_How to complete this task_: Filter this material down to the lines that contain the string "carrier", and return those lines.

_Provided information_:

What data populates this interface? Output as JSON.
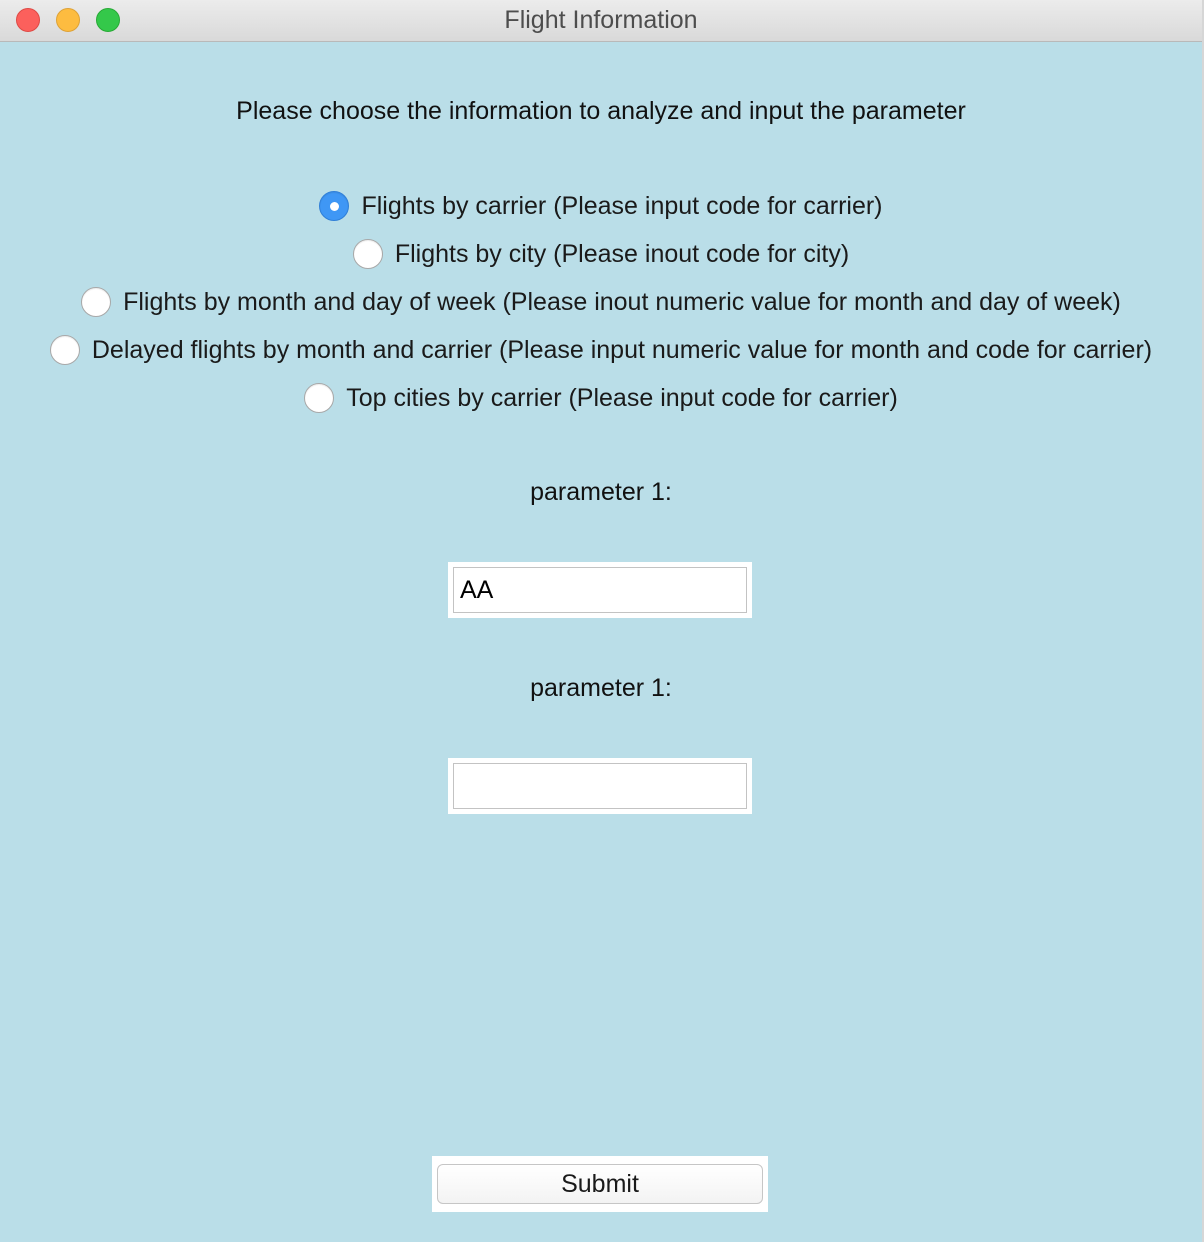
{
  "window": {
    "title": "Flight Information"
  },
  "instruction": "Please choose the information to analyze and input the parameter",
  "options": [
    {
      "label": "Flights by carrier (Please input code for carrier)",
      "checked": true
    },
    {
      "label": "Flights by city (Please inout code for city)",
      "checked": false
    },
    {
      "label": "Flights by month and day of week (Please inout numeric value for month and day of week)",
      "checked": false
    },
    {
      "label": "Delayed flights by month and carrier (Please input numeric value for month and code for carrier)",
      "checked": false
    },
    {
      "label": "Top cities by carrier (Please input code for carrier)",
      "checked": false
    }
  ],
  "params": [
    {
      "label": "parameter 1:",
      "value": "AA"
    },
    {
      "label": "parameter 1:",
      "value": ""
    }
  ],
  "submit_label": "Submit",
  "colors": {
    "background": "#badee8",
    "radio_selected": "#3f97f5",
    "close": "#fc605c",
    "minimize": "#fdbc40",
    "zoom": "#34c84a"
  }
}
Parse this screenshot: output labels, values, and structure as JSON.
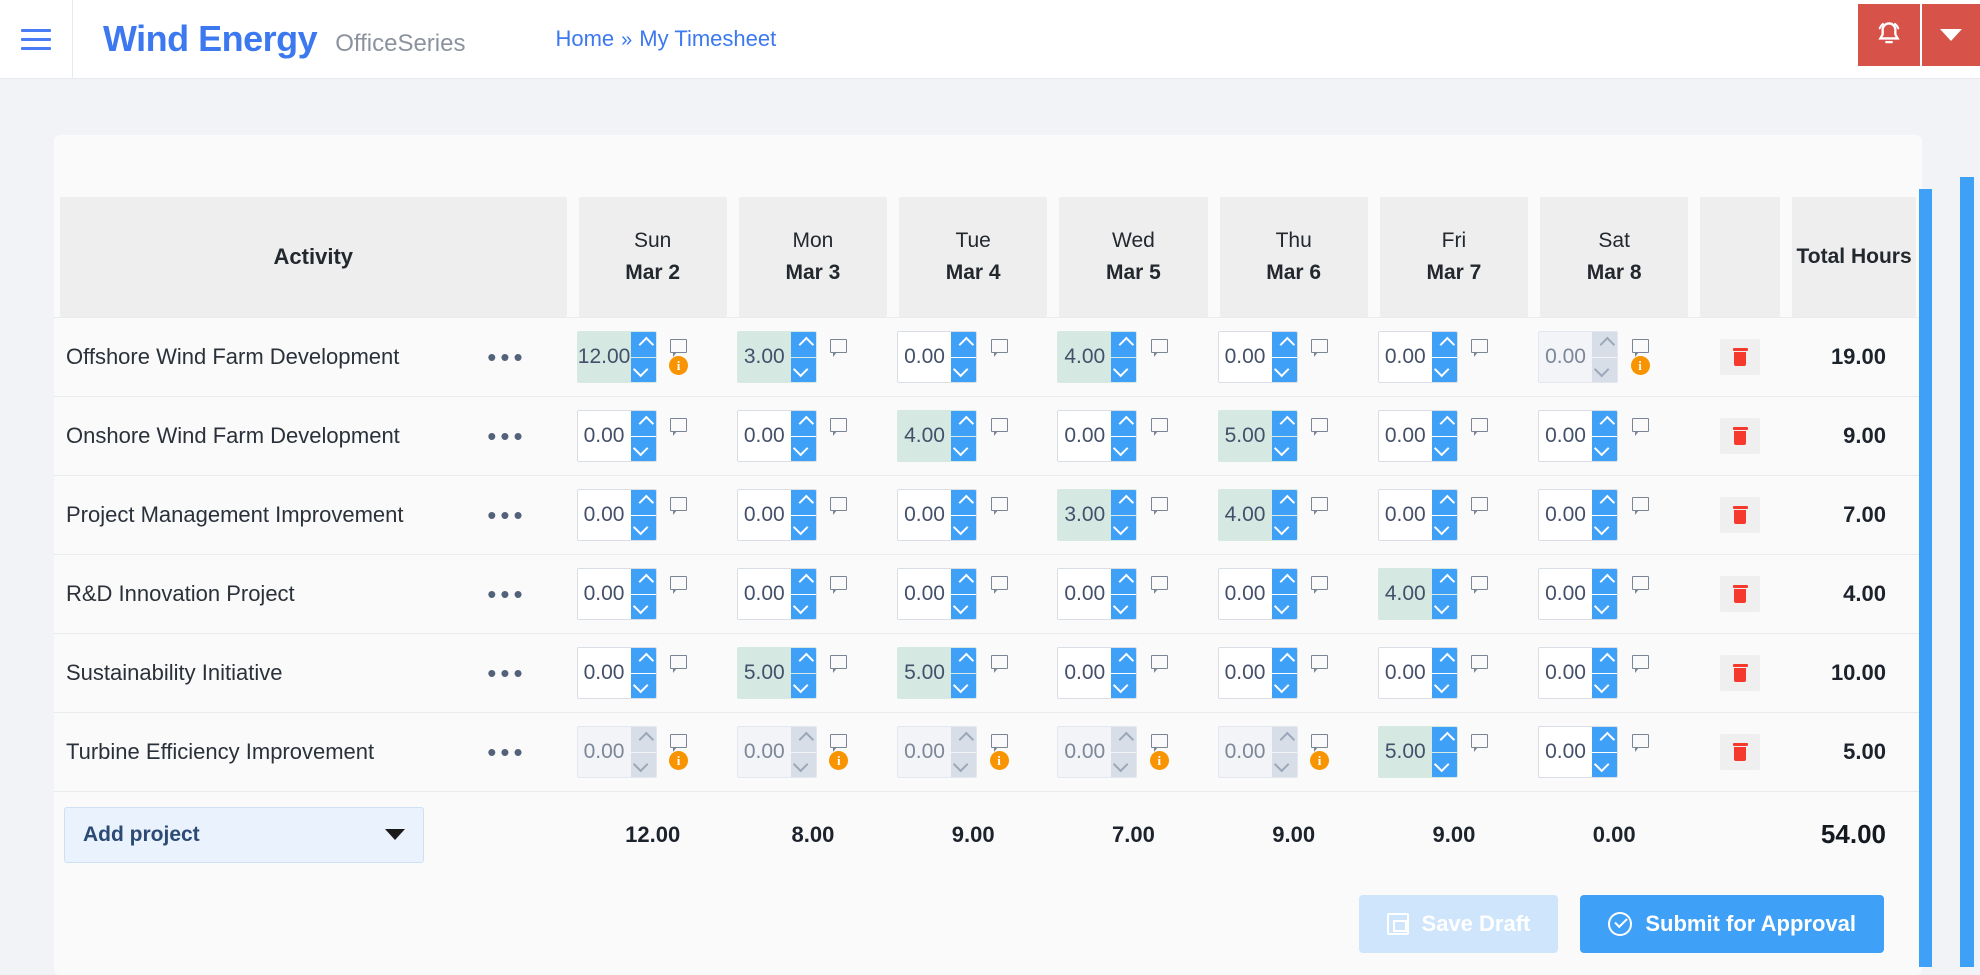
{
  "topbar": {
    "menu_icon": "hamburger-icon",
    "brand": "Wind Energy",
    "brand_sub": "OfficeSeries",
    "breadcrumb": {
      "home": "Home",
      "separator": "»",
      "current": "My Timesheet"
    },
    "alert_icon": "bell-icon",
    "alert_caret_icon": "chevron-down-icon",
    "accent_red": "#d7534a",
    "accent_blue": "#3c78f0"
  },
  "table": {
    "activity_header": "Activity",
    "total_header": "Total Hours",
    "days": [
      {
        "name": "Sun",
        "date": "Mar 2"
      },
      {
        "name": "Mon",
        "date": "Mar 3"
      },
      {
        "name": "Tue",
        "date": "Mar 4"
      },
      {
        "name": "Wed",
        "date": "Mar 5"
      },
      {
        "name": "Thu",
        "date": "Mar 6"
      },
      {
        "name": "Fri",
        "date": "Mar 7"
      },
      {
        "name": "Sat",
        "date": "Mar 8"
      }
    ],
    "rows": [
      {
        "activity": "Offshore Wind Farm Development",
        "total": "19.00",
        "cells": [
          {
            "value": "12.00",
            "state": "filled",
            "info": true
          },
          {
            "value": "3.00",
            "state": "filled",
            "info": false
          },
          {
            "value": "0.00",
            "state": "empty",
            "info": false
          },
          {
            "value": "4.00",
            "state": "filled",
            "info": false
          },
          {
            "value": "0.00",
            "state": "empty",
            "info": false
          },
          {
            "value": "0.00",
            "state": "empty",
            "info": false
          },
          {
            "value": "0.00",
            "state": "disabled",
            "info": true
          }
        ]
      },
      {
        "activity": "Onshore Wind Farm Development",
        "total": "9.00",
        "cells": [
          {
            "value": "0.00",
            "state": "empty",
            "info": false
          },
          {
            "value": "0.00",
            "state": "empty",
            "info": false
          },
          {
            "value": "4.00",
            "state": "filled",
            "info": false
          },
          {
            "value": "0.00",
            "state": "empty",
            "info": false
          },
          {
            "value": "5.00",
            "state": "filled",
            "info": false
          },
          {
            "value": "0.00",
            "state": "empty",
            "info": false
          },
          {
            "value": "0.00",
            "state": "empty",
            "info": false
          }
        ]
      },
      {
        "activity": "Project Management Improvement",
        "total": "7.00",
        "cells": [
          {
            "value": "0.00",
            "state": "empty",
            "info": false
          },
          {
            "value": "0.00",
            "state": "empty",
            "info": false
          },
          {
            "value": "0.00",
            "state": "empty",
            "info": false
          },
          {
            "value": "3.00",
            "state": "filled",
            "info": false
          },
          {
            "value": "4.00",
            "state": "filled",
            "info": false
          },
          {
            "value": "0.00",
            "state": "empty",
            "info": false
          },
          {
            "value": "0.00",
            "state": "empty",
            "info": false
          }
        ]
      },
      {
        "activity": "R&D Innovation Project",
        "total": "4.00",
        "cells": [
          {
            "value": "0.00",
            "state": "empty",
            "info": false
          },
          {
            "value": "0.00",
            "state": "empty",
            "info": false
          },
          {
            "value": "0.00",
            "state": "empty",
            "info": false
          },
          {
            "value": "0.00",
            "state": "empty",
            "info": false
          },
          {
            "value": "0.00",
            "state": "empty",
            "info": false
          },
          {
            "value": "4.00",
            "state": "filled",
            "info": false
          },
          {
            "value": "0.00",
            "state": "empty",
            "info": false
          }
        ]
      },
      {
        "activity": "Sustainability Initiative",
        "total": "10.00",
        "cells": [
          {
            "value": "0.00",
            "state": "empty",
            "info": false
          },
          {
            "value": "5.00",
            "state": "filled",
            "info": false
          },
          {
            "value": "5.00",
            "state": "filled",
            "info": false
          },
          {
            "value": "0.00",
            "state": "empty",
            "info": false
          },
          {
            "value": "0.00",
            "state": "empty",
            "info": false
          },
          {
            "value": "0.00",
            "state": "empty",
            "info": false
          },
          {
            "value": "0.00",
            "state": "empty",
            "info": false
          }
        ]
      },
      {
        "activity": "Turbine Efficiency Improvement",
        "total": "5.00",
        "cells": [
          {
            "value": "0.00",
            "state": "disabled",
            "info": true
          },
          {
            "value": "0.00",
            "state": "disabled",
            "info": true
          },
          {
            "value": "0.00",
            "state": "disabled",
            "info": true
          },
          {
            "value": "0.00",
            "state": "disabled",
            "info": true
          },
          {
            "value": "0.00",
            "state": "disabled",
            "info": true
          },
          {
            "value": "5.00",
            "state": "filled",
            "info": false
          },
          {
            "value": "0.00",
            "state": "empty",
            "info": false
          }
        ]
      }
    ],
    "row_menu_icon": "ellipsis-icon",
    "delete_icon": "trash-icon",
    "comment_icon": "comment-icon",
    "info_icon": "info-icon",
    "column_totals": [
      "12.00",
      "8.00",
      "9.00",
      "7.00",
      "9.00",
      "9.00",
      "0.00"
    ],
    "grand_total": "54.00"
  },
  "footer": {
    "add_project_label": "Add project",
    "add_project_caret": "chevron-down-icon",
    "save_draft_label": "Save Draft",
    "save_draft_icon": "save-icon",
    "submit_label": "Submit for Approval",
    "submit_icon": "check-circle-icon"
  },
  "colors": {
    "filled_cell": "#d5e8e2",
    "spinner_blue": "#3fa0f7",
    "info_orange": "#f79400",
    "delete_red": "#f5392c"
  }
}
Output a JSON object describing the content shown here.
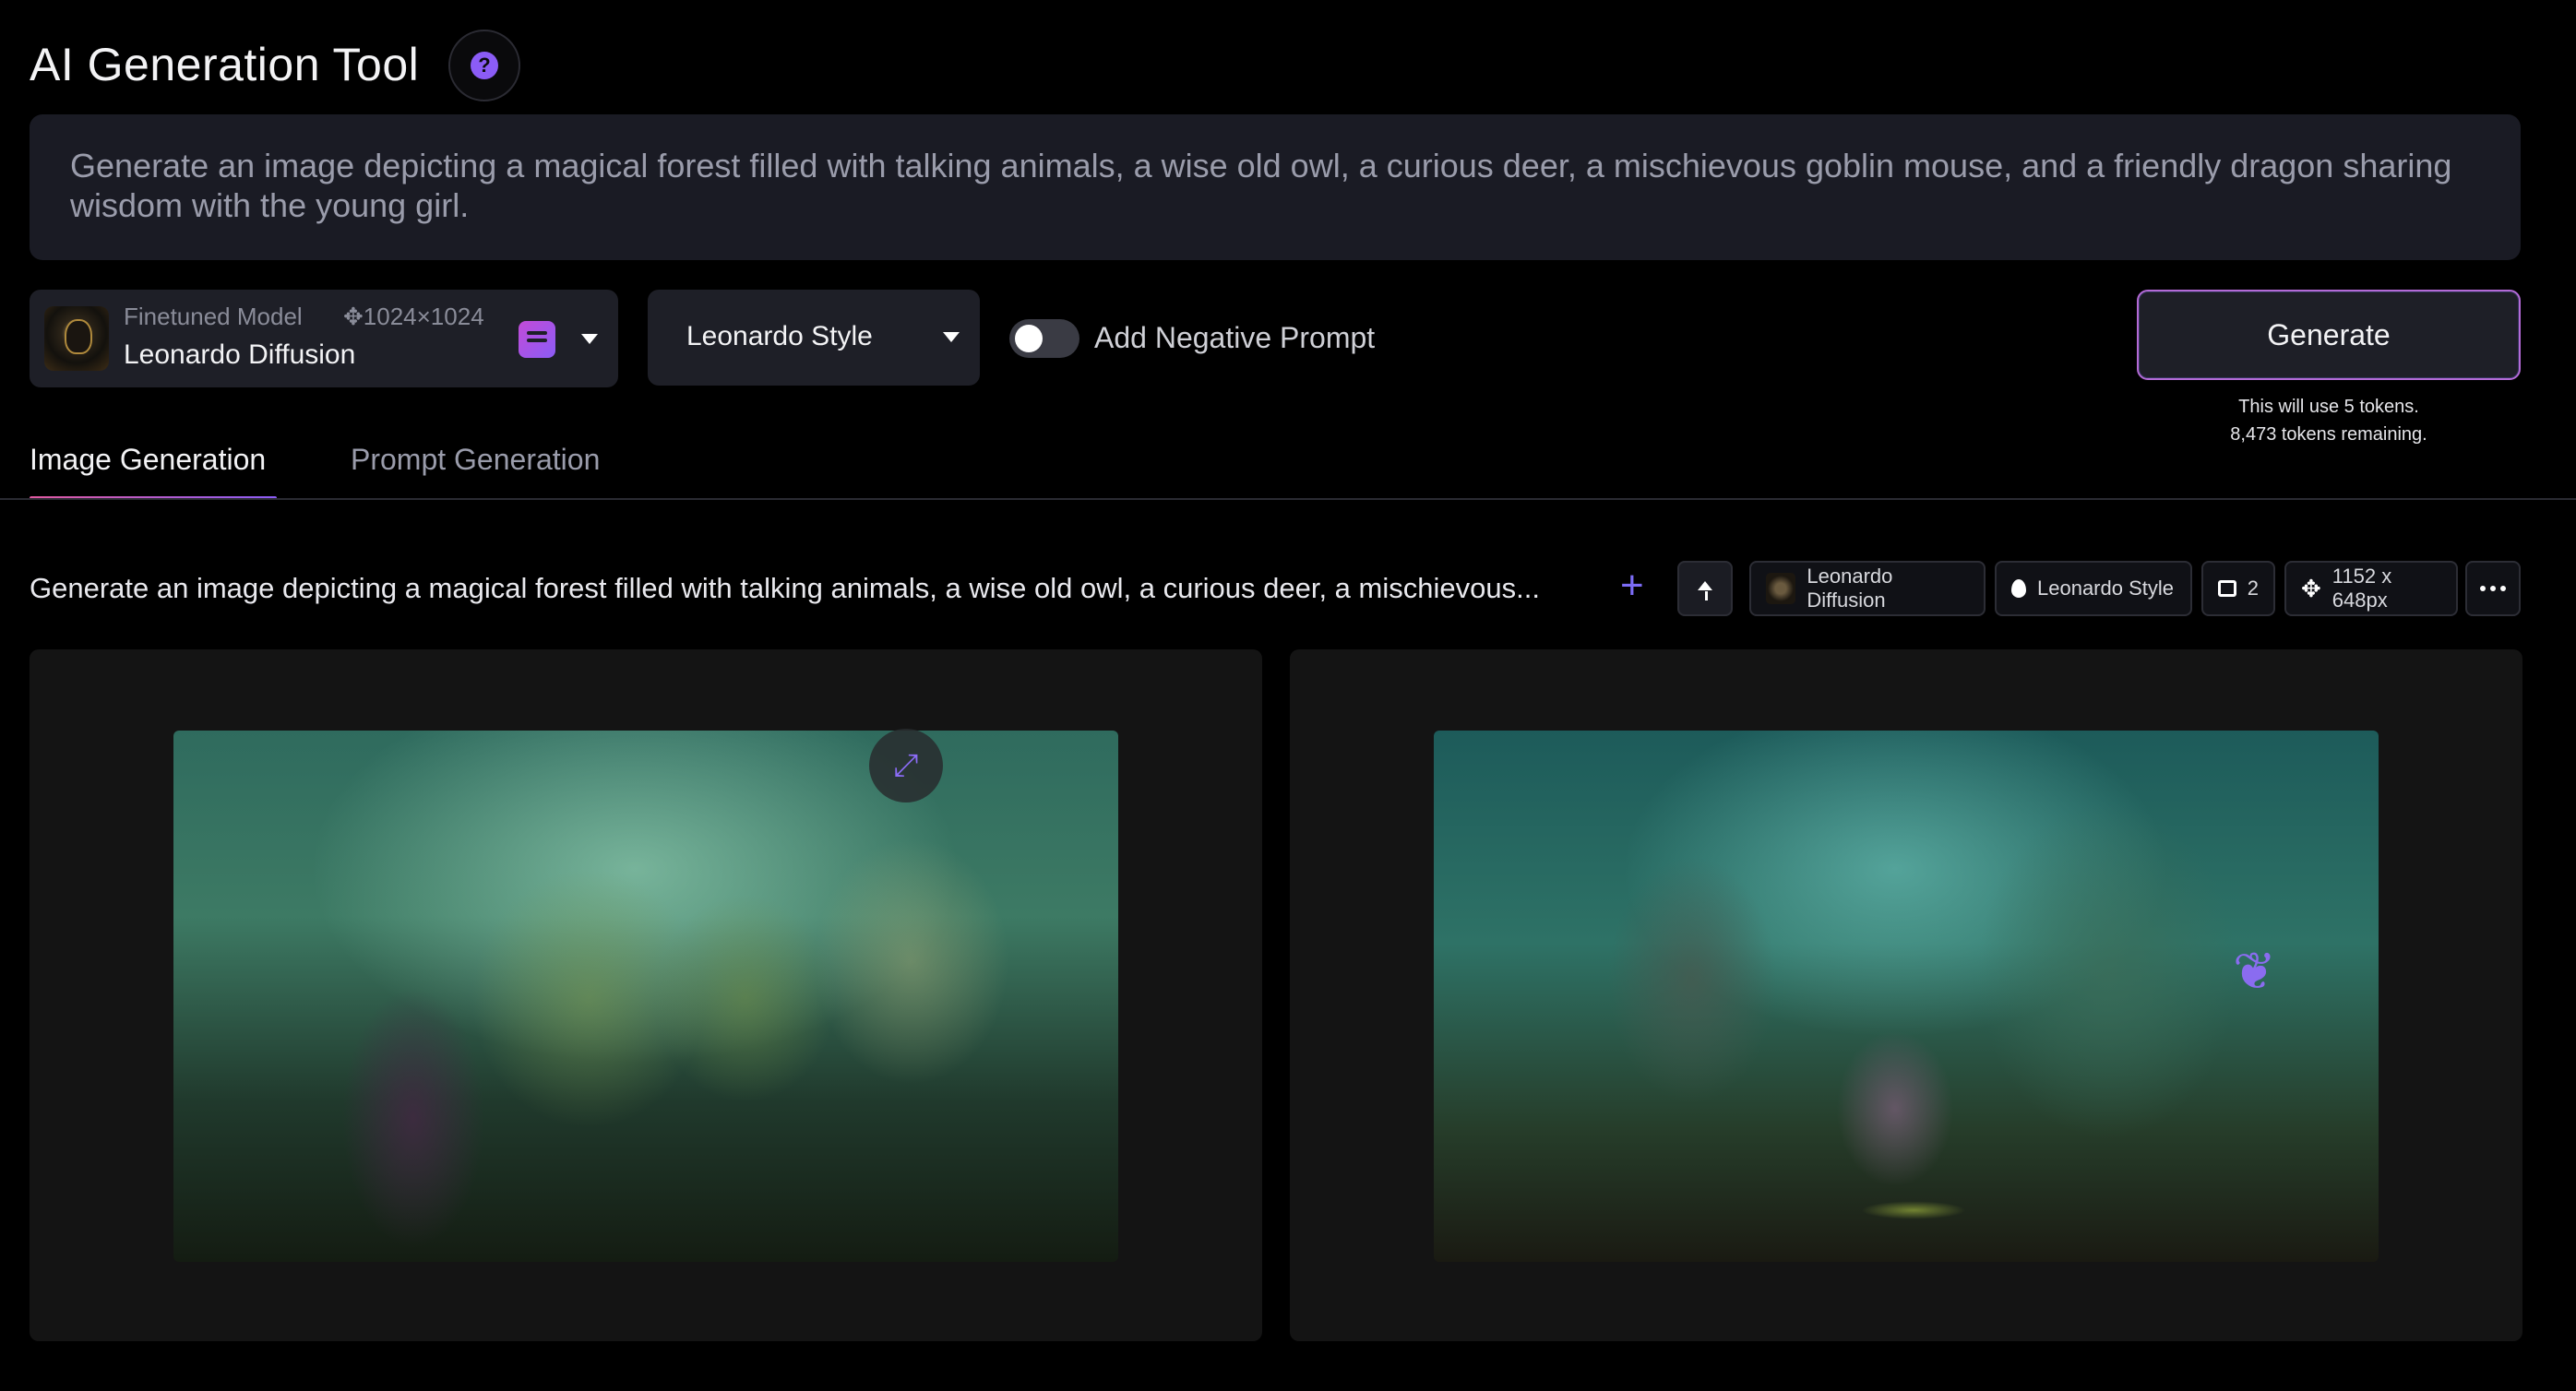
{
  "header": {
    "title": "AI Generation Tool",
    "help_icon": "question-circle-icon"
  },
  "prompt": {
    "text": "Generate an image depicting a magical forest filled with talking animals, a wise old owl, a curious deer, a mischievous goblin mouse, and a friendly dragon sharing wisdom with the young girl."
  },
  "model": {
    "label": "Finetuned Model",
    "resolution": "✥1024×1024",
    "name": "Leonardo Diffusion"
  },
  "style": {
    "selected": "Leonardo Style"
  },
  "negative_prompt": {
    "label": "Add Negative Prompt",
    "enabled": false
  },
  "generate": {
    "label": "Generate",
    "token_cost": "This will use 5 tokens.",
    "tokens_remaining": "8,473 tokens remaining."
  },
  "tabs": [
    {
      "label": "Image Generation",
      "active": true
    },
    {
      "label": "Prompt Generation",
      "active": false
    }
  ],
  "generation": {
    "prompt_preview": "Generate an image depicting a magical forest filled with talking animals, a wise old owl, a curious deer, a mischievous...",
    "model": "Leonardo Diffusion",
    "style": "Leonardo Style",
    "count": "2",
    "size": "1152 x 648px"
  },
  "colors": {
    "accent": "#8b5cf6",
    "background": "#000000",
    "panel": "#141414",
    "input": "#1a1b24"
  }
}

_The answer_:
      "label": "Flights by carrier (Please input code for carrier)",
      "label": "Delayed flights by month and carrier (Please input numeric value for month and code for carrier)",
      "label": "Top cities by carrier (Please input code for carrier)",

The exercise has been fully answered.